● **PROBLEM**: Set down each line of the records once more, precisely, and omit the pictures.

+++

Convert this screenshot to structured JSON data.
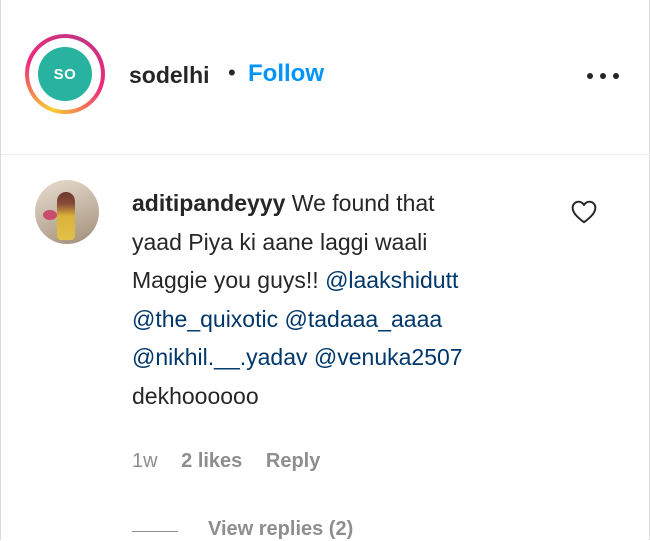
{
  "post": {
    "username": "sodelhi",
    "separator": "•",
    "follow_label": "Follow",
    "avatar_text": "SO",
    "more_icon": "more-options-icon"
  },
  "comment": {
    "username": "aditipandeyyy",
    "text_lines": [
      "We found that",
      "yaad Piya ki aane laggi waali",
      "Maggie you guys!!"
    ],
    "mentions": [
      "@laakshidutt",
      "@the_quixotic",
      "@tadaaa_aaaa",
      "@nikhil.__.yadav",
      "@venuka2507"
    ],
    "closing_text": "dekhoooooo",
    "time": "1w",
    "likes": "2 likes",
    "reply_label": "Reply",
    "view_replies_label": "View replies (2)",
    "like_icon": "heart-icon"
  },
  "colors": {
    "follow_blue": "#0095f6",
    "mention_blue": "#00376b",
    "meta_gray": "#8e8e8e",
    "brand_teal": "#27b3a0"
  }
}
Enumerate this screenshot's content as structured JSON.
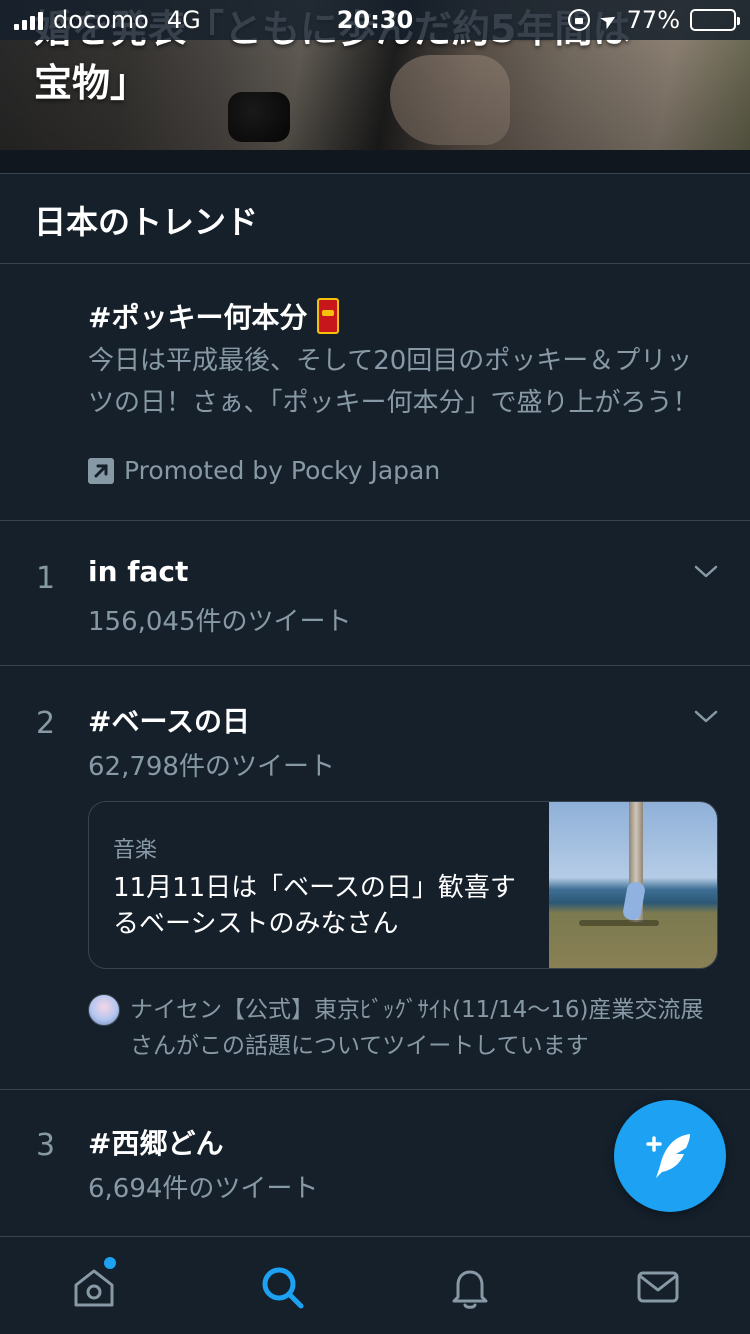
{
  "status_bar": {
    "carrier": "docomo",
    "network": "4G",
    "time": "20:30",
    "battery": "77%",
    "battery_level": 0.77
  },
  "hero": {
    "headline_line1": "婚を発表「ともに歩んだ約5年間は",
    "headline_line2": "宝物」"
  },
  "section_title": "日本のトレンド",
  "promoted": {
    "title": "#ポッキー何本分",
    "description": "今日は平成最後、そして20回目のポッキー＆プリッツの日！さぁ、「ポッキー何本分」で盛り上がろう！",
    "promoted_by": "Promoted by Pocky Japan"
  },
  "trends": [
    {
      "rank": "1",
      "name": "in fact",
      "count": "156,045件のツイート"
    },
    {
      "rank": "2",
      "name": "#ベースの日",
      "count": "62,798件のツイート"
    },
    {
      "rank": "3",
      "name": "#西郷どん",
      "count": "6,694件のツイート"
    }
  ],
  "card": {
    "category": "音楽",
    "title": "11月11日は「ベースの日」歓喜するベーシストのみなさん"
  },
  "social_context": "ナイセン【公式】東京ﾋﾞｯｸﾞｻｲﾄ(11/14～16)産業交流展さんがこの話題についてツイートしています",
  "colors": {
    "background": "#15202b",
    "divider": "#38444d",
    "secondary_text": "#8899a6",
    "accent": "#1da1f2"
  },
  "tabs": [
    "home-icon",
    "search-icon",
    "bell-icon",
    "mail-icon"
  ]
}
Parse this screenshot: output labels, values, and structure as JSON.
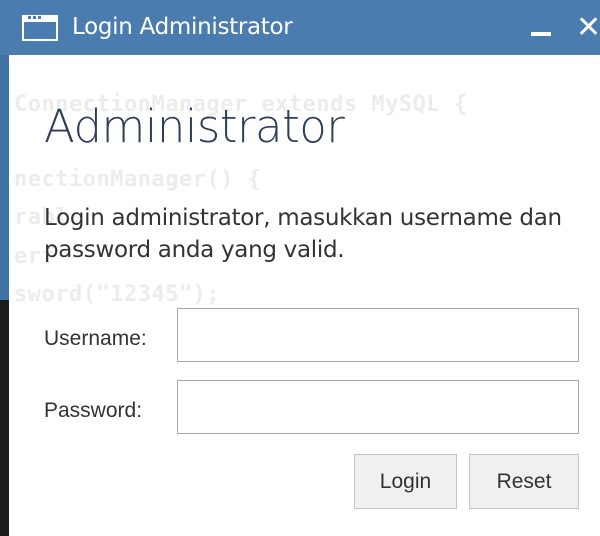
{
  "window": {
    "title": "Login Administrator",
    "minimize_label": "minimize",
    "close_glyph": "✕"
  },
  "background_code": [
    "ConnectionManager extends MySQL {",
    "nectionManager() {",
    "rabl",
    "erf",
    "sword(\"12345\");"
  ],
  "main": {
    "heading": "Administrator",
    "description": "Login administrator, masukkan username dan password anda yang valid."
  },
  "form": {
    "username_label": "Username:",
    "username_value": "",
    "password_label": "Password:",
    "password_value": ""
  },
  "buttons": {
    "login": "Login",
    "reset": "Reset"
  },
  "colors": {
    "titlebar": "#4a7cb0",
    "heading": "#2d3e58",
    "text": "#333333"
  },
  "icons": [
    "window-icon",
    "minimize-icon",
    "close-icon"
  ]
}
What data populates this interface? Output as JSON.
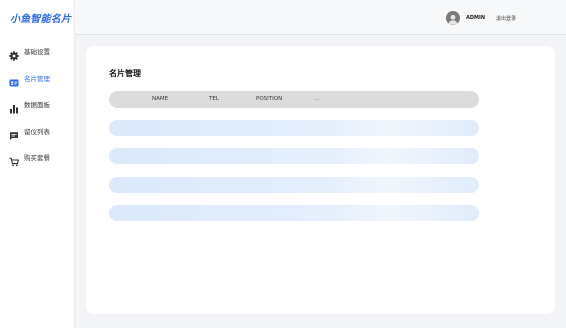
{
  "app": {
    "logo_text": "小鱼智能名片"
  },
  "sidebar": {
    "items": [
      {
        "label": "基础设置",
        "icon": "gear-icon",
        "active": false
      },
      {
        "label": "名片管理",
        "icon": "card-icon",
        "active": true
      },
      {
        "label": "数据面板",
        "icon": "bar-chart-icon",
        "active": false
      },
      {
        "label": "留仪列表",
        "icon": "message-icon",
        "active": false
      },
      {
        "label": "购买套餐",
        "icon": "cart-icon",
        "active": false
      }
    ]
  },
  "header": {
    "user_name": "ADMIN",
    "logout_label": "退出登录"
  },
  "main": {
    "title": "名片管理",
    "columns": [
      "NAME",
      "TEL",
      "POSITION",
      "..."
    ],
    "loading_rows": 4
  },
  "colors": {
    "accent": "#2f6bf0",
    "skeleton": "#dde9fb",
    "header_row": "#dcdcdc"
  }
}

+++

● **OUTPUT FOR THIS EXERCISE**:
Convert this screenshot to structured JSON data.
{
  "post": {
    "username": "sodelhi",
    "separator": "•",
    "follow_label": "Follow",
    "avatar_text": "SO",
    "more_icon": "more-options-icon"
  },
  "comment": {
    "username": "aditipandeyyy",
    "text_lines": [
      "We found that",
      "yaad Piya ki aane laggi waali",
      "Maggie you guys!!"
    ],
    "mentions": [
      "@laakshidutt",
      "@the_quixotic",
      "@tadaaa_aaaa",
      "@nikhil.__.yadav",
      "@venuka2507"
    ],
    "closing_text": "dekhoooooo",
    "time": "1w",
    "likes": "2 likes",
    "reply_label": "Reply",
    "view_replies_label": "View replies (2)",
    "like_icon": "heart-icon"
  },
  "colors": {
    "follow_blue": "#0095f6",
    "mention_blue": "#00376b",
    "meta_gray": "#8e8e8e",
    "brand_teal": "#27b3a0"
  }
}
Enumerate this screenshot's content as structured JSON.
{
  "status_bar": {
    "carrier": "docomo",
    "network": "4G",
    "time": "20:30",
    "battery": "77%",
    "battery_level": 0.77
  },
  "hero": {
    "headline_line1": "婚を発表「ともに歩んだ約5年間は",
    "headline_line2": "宝物」"
  },
  "section_title": "日本のトレンド",
  "promoted": {
    "title": "#ポッキー何本分",
    "description": "今日は平成最後、そして20回目のポッキー＆プリッツの日！さぁ、「ポッキー何本分」で盛り上がろう！",
    "promoted_by": "Promoted by Pocky Japan"
  },
  "trends": [
    {
      "rank": "1",
      "name": "in fact",
      "count": "156,045件のツイート"
    },
    {
      "rank": "2",
      "name": "#ベースの日",
      "count": "62,798件のツイート"
    },
    {
      "rank": "3",
      "name": "#西郷どん",
      "count": "6,694件のツイート"
    }
  ],
  "card": {
    "category": "音楽",
    "title": "11月11日は「ベースの日」歓喜するベーシストのみなさん"
  },
  "social_context": "ナイセン【公式】東京ﾋﾞｯｸﾞｻｲﾄ(11/14～16)産業交流展さんがこの話題についてツイートしています",
  "colors": {
    "background": "#15202b",
    "divider": "#38444d",
    "secondary_text": "#8899a6",
    "accent": "#1da1f2"
  },
  "tabs": [
    "home-icon",
    "search-icon",
    "bell-icon",
    "mail-icon"
  ]
}
Parse this screenshot: output labels, values, and structure as JSON.
{
  "window": {
    "title": "Login Administrator",
    "minimize_label": "minimize",
    "close_glyph": "✕"
  },
  "background_code": [
    "ConnectionManager extends MySQL {",
    "nectionManager() {",
    "rabl",
    "erf",
    "sword(\"12345\");"
  ],
  "main": {
    "heading": "Administrator",
    "description": "Login administrator, masukkan username dan password anda yang valid."
  },
  "form": {
    "username_label": "Username:",
    "username_value": "",
    "password_label": "Password:",
    "password_value": ""
  },
  "buttons": {
    "login": "Login",
    "reset": "Reset"
  },
  "colors": {
    "titlebar": "#4a7cb0",
    "heading": "#2d3e58",
    "text": "#333333"
  },
  "icons": [
    "window-icon",
    "minimize-icon",
    "close-icon"
  ]
}
What data populates this interface? Output as JSON.
{
  "app": {
    "logo_text": "小鱼智能名片"
  },
  "sidebar": {
    "items": [
      {
        "label": "基础设置",
        "icon": "gear-icon",
        "active": false
      },
      {
        "label": "名片管理",
        "icon": "card-icon",
        "active": true
      },
      {
        "label": "数据面板",
        "icon": "bar-chart-icon",
        "active": false
      },
      {
        "label": "留仪列表",
        "icon": "message-icon",
        "active": false
      },
      {
        "label": "购买套餐",
        "icon": "cart-icon",
        "active": false
      }
    ]
  },
  "header": {
    "user_name": "ADMIN",
    "logout_label": "退出登录"
  },
  "main": {
    "title": "名片管理",
    "columns": [
      "NAME",
      "TEL",
      "POSITION",
      "..."
    ],
    "loading_rows": 4
  },
  "colors": {
    "accent": "#2f6bf0",
    "skeleton": "#dde9fb",
    "header_row": "#dcdcdc"
  }
}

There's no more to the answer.